+++ DATA FOR THIS TASK +++

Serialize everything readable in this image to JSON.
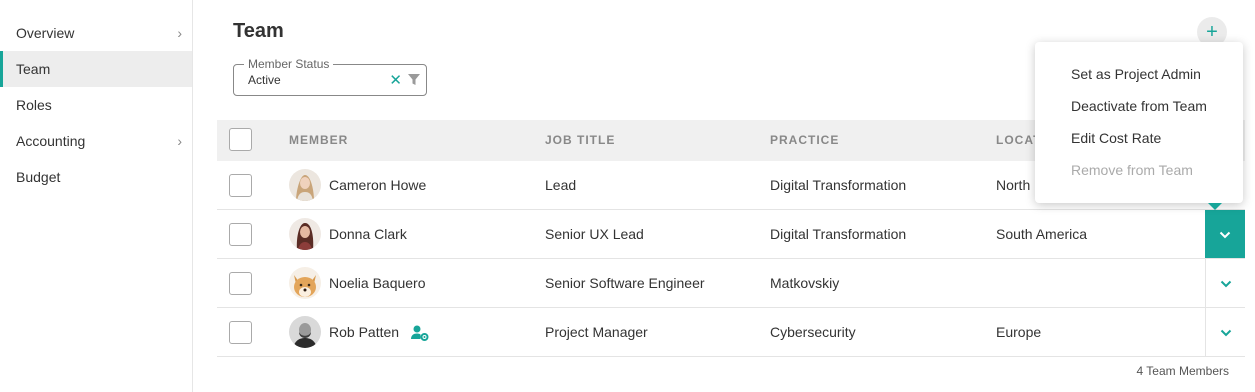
{
  "sidebar": {
    "items": [
      {
        "label": "Overview",
        "has_chevron": true,
        "active": false
      },
      {
        "label": "Team",
        "has_chevron": false,
        "active": true
      },
      {
        "label": "Roles",
        "has_chevron": false,
        "active": false
      },
      {
        "label": "Accounting",
        "has_chevron": true,
        "active": false
      },
      {
        "label": "Budget",
        "has_chevron": false,
        "active": false
      }
    ],
    "chevron_glyph": "›"
  },
  "header": {
    "title": "Team",
    "add_glyph": "+"
  },
  "filter": {
    "label": "Member Status",
    "value": "Active",
    "clear_glyph": "✕"
  },
  "table": {
    "columns": [
      "MEMBER",
      "JOB TITLE",
      "PRACTICE",
      "LOCAT"
    ],
    "rows": [
      {
        "name": "Cameron Howe",
        "job_title": "Lead",
        "practice": "Digital Transformation",
        "location": "North",
        "admin_icon": false
      },
      {
        "name": "Donna Clark",
        "job_title": "Senior UX Lead",
        "practice": "Digital Transformation",
        "location": "South America",
        "admin_icon": false
      },
      {
        "name": "Noelia Baquero",
        "job_title": "Senior Software Engineer",
        "practice": "Matkovskiy",
        "location": "",
        "admin_icon": false
      },
      {
        "name": "Rob Patten",
        "job_title": "Project Manager",
        "practice": "Cybersecurity",
        "location": "Europe",
        "admin_icon": true
      }
    ]
  },
  "footer": {
    "count_text": "4 Team Members"
  },
  "menu": {
    "items": [
      {
        "label": "Set as Project Admin",
        "disabled": false
      },
      {
        "label": "Deactivate from Team",
        "disabled": false
      },
      {
        "label": "Edit Cost Rate",
        "disabled": false
      },
      {
        "label": "Remove from Team",
        "disabled": true
      }
    ]
  },
  "colors": {
    "accent": "#17a599",
    "header_bg": "#f0f0f0",
    "active_bg": "#ededed"
  }
}
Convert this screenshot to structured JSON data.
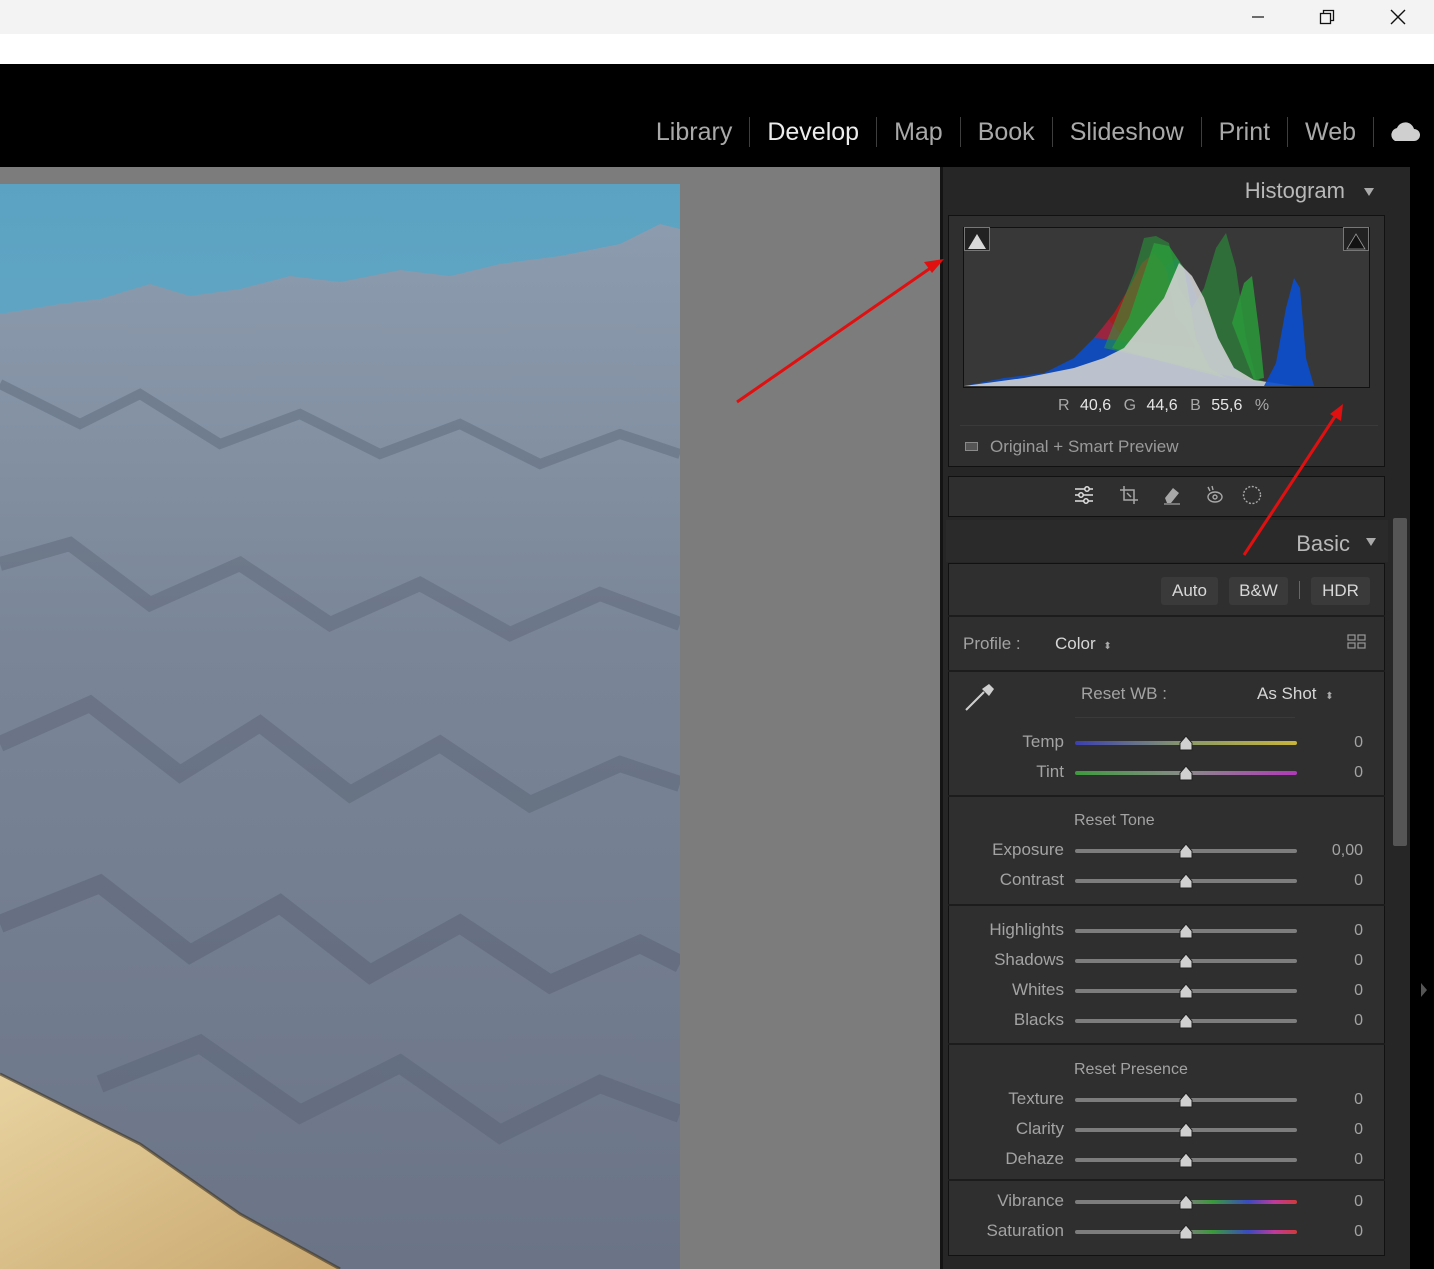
{
  "modules": [
    "Library",
    "Develop",
    "Map",
    "Book",
    "Slideshow",
    "Print",
    "Web"
  ],
  "active_module": "Develop",
  "histogram": {
    "title": "Histogram",
    "r_label": "R",
    "r_value": "40,6",
    "g_label": "G",
    "g_value": "44,6",
    "b_label": "B",
    "b_value": "55,6",
    "unit": "%",
    "preview_status": "Original + Smart Preview"
  },
  "basic": {
    "title": "Basic",
    "auto": "Auto",
    "bw": "B&W",
    "hdr": "HDR",
    "profile_label": "Profile :",
    "profile_value": "Color",
    "reset_wb": "Reset WB :",
    "wb_value": "As Shot",
    "reset_tone": "Reset Tone",
    "reset_presence": "Reset Presence",
    "sliders": {
      "temp": {
        "label": "Temp",
        "value": "0"
      },
      "tint": {
        "label": "Tint",
        "value": "0"
      },
      "exposure": {
        "label": "Exposure",
        "value": "0,00"
      },
      "contrast": {
        "label": "Contrast",
        "value": "0"
      },
      "highlights": {
        "label": "Highlights",
        "value": "0"
      },
      "shadows": {
        "label": "Shadows",
        "value": "0"
      },
      "whites": {
        "label": "Whites",
        "value": "0"
      },
      "blacks": {
        "label": "Blacks",
        "value": "0"
      },
      "texture": {
        "label": "Texture",
        "value": "0"
      },
      "clarity": {
        "label": "Clarity",
        "value": "0"
      },
      "dehaze": {
        "label": "Dehaze",
        "value": "0"
      },
      "vibrance": {
        "label": "Vibrance",
        "value": "0"
      },
      "saturation": {
        "label": "Saturation",
        "value": "0"
      }
    }
  },
  "colors": {
    "annotation_arrow": "#e01010",
    "panel_bg": "#2f2f2f",
    "viewer_bg": "#7c7c7c"
  }
}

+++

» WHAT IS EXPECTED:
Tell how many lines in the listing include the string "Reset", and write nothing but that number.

» ANSWER SECTION:
3